UCL Mathematical & Physical Sciences


UCL Chemistry has won 3 Provost Teaching Awards this year

1 March 2016

Chem160X team…

Martin Rosillo-Lopez won the PG Teaching Assistant award

Martin is currently in 4th year of his PhD and is supervised by Christoph Salzmann. Alongside his PhD studies he has served as the TA for the Physical Chemistry section. 

He has additionally played a significant role in the support of the CHEM160x Chemistry for Biologists lab course and his award recognises the his demonstrable impact on the student experience over the last two years.

He has helped to establish new and improved ways of assessing this course and providing better feedback to the students.

He has helped develop resources in the form of lab manuals, questions and training videos.

Moreover, he has helped this year to train new PhD student demonstrators, ensuring that his knowledge and expertise are not lost.  

Andrew Wills has won an individual staff award

He is a Reader in Physical Chemistry, specialising in the synthesis and study of materials with new types of electronic properties.

After a term as Director of Studies, he is taking a breather from a full teaching load and is using his sabbatical to develop new research directions and work with the Connected Curriculum team.

In 2013 he received a Provost's Teaching Award for initiatives that have improved the management of the student experience and the quality of feedback for many thousands of lab experiments.

His 2016 Provost's Teaching Award is for developing a new e-learning space that is able to support the development of mathematical skills across year groups and faculties, FERMAT-vle. This VLE interfaces with Mathematica to generate mathematic practice questions on demand, allowing students to challenge themselves with multiple examples and test themselves against it.

CHEM160X Team led by Andrea Sella won the Team award

Finally the 'CHEM160x Team' led by Andrea Sella won the Team Award. The Chem160x module and the lab course in particular has pioneered new approaches to teaching.

The team took existing practicals and got students to do chemistry on a set of 6-20 variants of the same procedure.

For example they might determine the iron content of one of a dozen dietary supplements bought on the High street or from the internet.

Or they would look at the response of one of six different acids to the addition of alkali. In doing so the students collected a small piece of a larger puzzle that could be later assembled in a whole class seminar.

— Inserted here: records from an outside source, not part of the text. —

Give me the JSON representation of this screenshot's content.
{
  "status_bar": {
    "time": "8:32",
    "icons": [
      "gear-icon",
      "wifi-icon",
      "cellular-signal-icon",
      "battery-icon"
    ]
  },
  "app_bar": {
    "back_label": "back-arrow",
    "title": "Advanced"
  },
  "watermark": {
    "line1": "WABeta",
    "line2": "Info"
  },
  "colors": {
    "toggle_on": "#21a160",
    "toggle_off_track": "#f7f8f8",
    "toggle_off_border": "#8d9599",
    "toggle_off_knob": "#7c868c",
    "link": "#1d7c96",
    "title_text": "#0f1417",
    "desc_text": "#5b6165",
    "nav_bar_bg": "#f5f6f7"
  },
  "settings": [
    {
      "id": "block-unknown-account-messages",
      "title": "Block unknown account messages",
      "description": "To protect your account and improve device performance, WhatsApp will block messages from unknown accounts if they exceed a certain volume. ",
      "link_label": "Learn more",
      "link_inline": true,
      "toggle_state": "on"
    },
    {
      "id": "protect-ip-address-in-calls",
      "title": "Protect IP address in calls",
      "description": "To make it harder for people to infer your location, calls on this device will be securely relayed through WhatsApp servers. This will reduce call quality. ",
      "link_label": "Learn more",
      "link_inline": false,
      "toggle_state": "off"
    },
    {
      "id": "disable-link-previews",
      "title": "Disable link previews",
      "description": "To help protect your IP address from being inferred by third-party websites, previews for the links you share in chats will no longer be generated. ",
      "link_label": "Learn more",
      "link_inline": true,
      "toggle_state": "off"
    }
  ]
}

The aim was to encourage a spirit of inquiry, to make the lab more personal for each student, and to give the entire class a sense of purpose and ownership of the data.

More importantly the entire class could look at each other's results and consider bigger picture issues like error analysis and statistics, intermolecular forces, spectroscopy and other key ideas for chemists.

Contributions to this project have come from a large number of individuals, including but limited to:  Andrea Sella, Katherine Holt, Tracey Clarke, Kreso Bucar, Helen Grounds, Martin Rosillo-Lopez, Daren Caruana, Paul McMillan, Caroline Knapp, Rachael Hazael, Hugo Bronstein, Matt Blunt, Crosby Medley, Mike Parkes, Alan Philcox, Phil Hayes, Martyn Towner, Claire Gacki, Dave Webb, Toby Gill, Abigail Mountain, Derek Tocher,  Furio Cora and the CHEM160x students.